The full text of the records below, minus any pictures, should be given back word for word.

*** Exercise materials Section Begins ***

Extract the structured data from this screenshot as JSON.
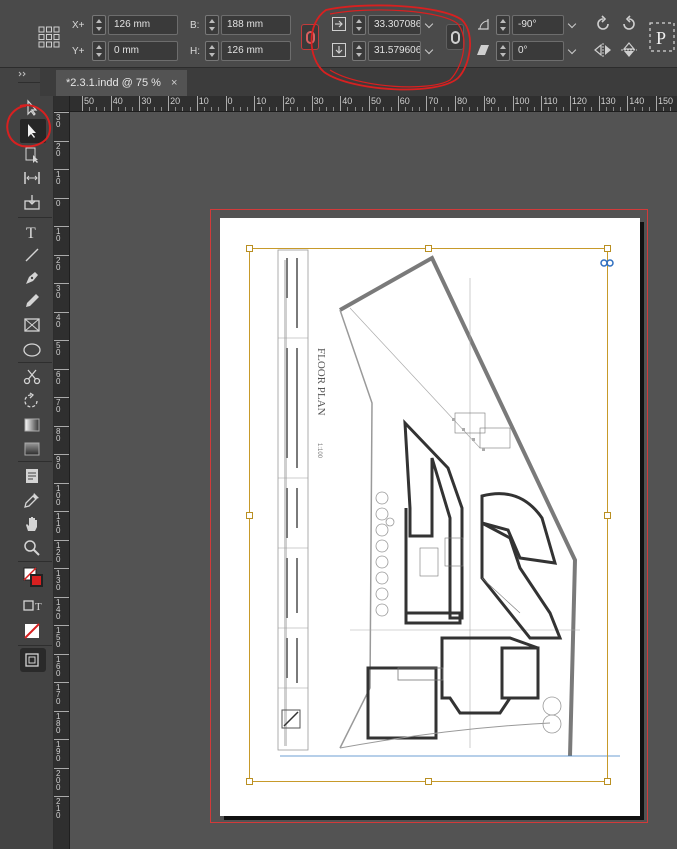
{
  "control_panel": {
    "x_label": "X+",
    "x_value": "126 mm",
    "y_label": "Y+",
    "y_value": "0 mm",
    "w_label": "B:",
    "w_value": "188 mm",
    "h_label": "H:",
    "h_value": "126 mm",
    "scale_x_value": "33.3070866",
    "scale_y_value": "31.5796065",
    "rotation_value": "-90°",
    "shear_value": "0°"
  },
  "document_tab": {
    "title": "*2.3.1.indd @ 75 %",
    "close_glyph": "×"
  },
  "h_ruler_labels": [
    "50",
    "40",
    "30",
    "20",
    "10",
    "0",
    "10",
    "20",
    "30",
    "40",
    "50",
    "60",
    "70",
    "80",
    "90",
    "100",
    "110",
    "120",
    "130",
    "140",
    "150"
  ],
  "v_ruler_labels": [
    "30",
    "20",
    "10",
    "0",
    "10",
    "20",
    "30",
    "40",
    "50",
    "60",
    "70",
    "80",
    "90",
    "100",
    "110",
    "120",
    "130",
    "140",
    "150",
    "160",
    "170",
    "180",
    "190",
    "200",
    "210"
  ],
  "tools": [
    {
      "icon": "direct-selection-icon"
    },
    {
      "icon": "selection-icon",
      "active": true
    },
    {
      "icon": "page-tool-icon"
    },
    {
      "icon": "gap-tool-icon"
    },
    {
      "icon": "content-collector-icon"
    },
    {
      "icon": "type-tool-icon"
    },
    {
      "icon": "line-tool-icon"
    },
    {
      "icon": "pen-tool-icon"
    },
    {
      "icon": "pencil-tool-icon"
    },
    {
      "icon": "rectangle-frame-icon"
    },
    {
      "icon": "ellipse-tool-icon"
    },
    {
      "icon": "scissors-tool-icon"
    },
    {
      "icon": "free-transform-icon"
    },
    {
      "icon": "gradient-swatch-icon"
    },
    {
      "icon": "gradient-feather-icon"
    },
    {
      "icon": "note-tool-icon"
    },
    {
      "icon": "eyedropper-tool-icon"
    },
    {
      "icon": "hand-tool-icon"
    },
    {
      "icon": "zoom-tool-icon"
    },
    {
      "icon": "fill-stroke-icon"
    },
    {
      "icon": "formatting-container-icon"
    },
    {
      "icon": "apply-none-icon"
    },
    {
      "icon": "screen-mode-icon"
    }
  ],
  "floor_plan": {
    "title": "FLOOR PLAN",
    "scale_note": "1:100"
  },
  "colors": {
    "annotation_red": "#d82020",
    "selection_frame": "#c79a2a",
    "bleed_guide": "#d23a3a"
  }
}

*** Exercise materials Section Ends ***

* Answer for the task
Extract the structured data from this screenshot as JSON.
{
  "control_panel": {
    "x_label": "X+",
    "x_value": "126 mm",
    "y_label": "Y+",
    "y_value": "0 mm",
    "w_label": "B:",
    "w_value": "188 mm",
    "h_label": "H:",
    "h_value": "126 mm",
    "scale_x_value": "33.3070866",
    "scale_y_value": "31.5796065",
    "rotation_value": "-90°",
    "shear_value": "0°"
  },
  "document_tab": {
    "title": "*2.3.1.indd @ 75 %",
    "close_glyph": "×"
  },
  "h_ruler_labels": [
    "50",
    "40",
    "30",
    "20",
    "10",
    "0",
    "10",
    "20",
    "30",
    "40",
    "50",
    "60",
    "70",
    "80",
    "90",
    "100",
    "110",
    "120",
    "130",
    "140",
    "150"
  ],
  "v_ruler_labels": [
    "30",
    "20",
    "10",
    "0",
    "10",
    "20",
    "30",
    "40",
    "50",
    "60",
    "70",
    "80",
    "90",
    "100",
    "110",
    "120",
    "130",
    "140",
    "150",
    "160",
    "170",
    "180",
    "190",
    "200",
    "210"
  ],
  "tools": [
    {
      "icon": "direct-selection-icon"
    },
    {
      "icon": "selection-icon",
      "active": true
    },
    {
      "icon": "page-tool-icon"
    },
    {
      "icon": "gap-tool-icon"
    },
    {
      "icon": "content-collector-icon"
    },
    {
      "icon": "type-tool-icon"
    },
    {
      "icon": "line-tool-icon"
    },
    {
      "icon": "pen-tool-icon"
    },
    {
      "icon": "pencil-tool-icon"
    },
    {
      "icon": "rectangle-frame-icon"
    },
    {
      "icon": "ellipse-tool-icon"
    },
    {
      "icon": "scissors-tool-icon"
    },
    {
      "icon": "free-transform-icon"
    },
    {
      "icon": "gradient-swatch-icon"
    },
    {
      "icon": "gradient-feather-icon"
    },
    {
      "icon": "note-tool-icon"
    },
    {
      "icon": "eyedropper-tool-icon"
    },
    {
      "icon": "hand-tool-icon"
    },
    {
      "icon": "zoom-tool-icon"
    },
    {
      "icon": "fill-stroke-icon"
    },
    {
      "icon": "formatting-container-icon"
    },
    {
      "icon": "apply-none-icon"
    },
    {
      "icon": "screen-mode-icon"
    }
  ],
  "floor_plan": {
    "title": "FLOOR PLAN",
    "scale_note": "1:100"
  },
  "colors": {
    "annotation_red": "#d82020",
    "selection_frame": "#c79a2a",
    "bleed_guide": "#d23a3a"
  }
}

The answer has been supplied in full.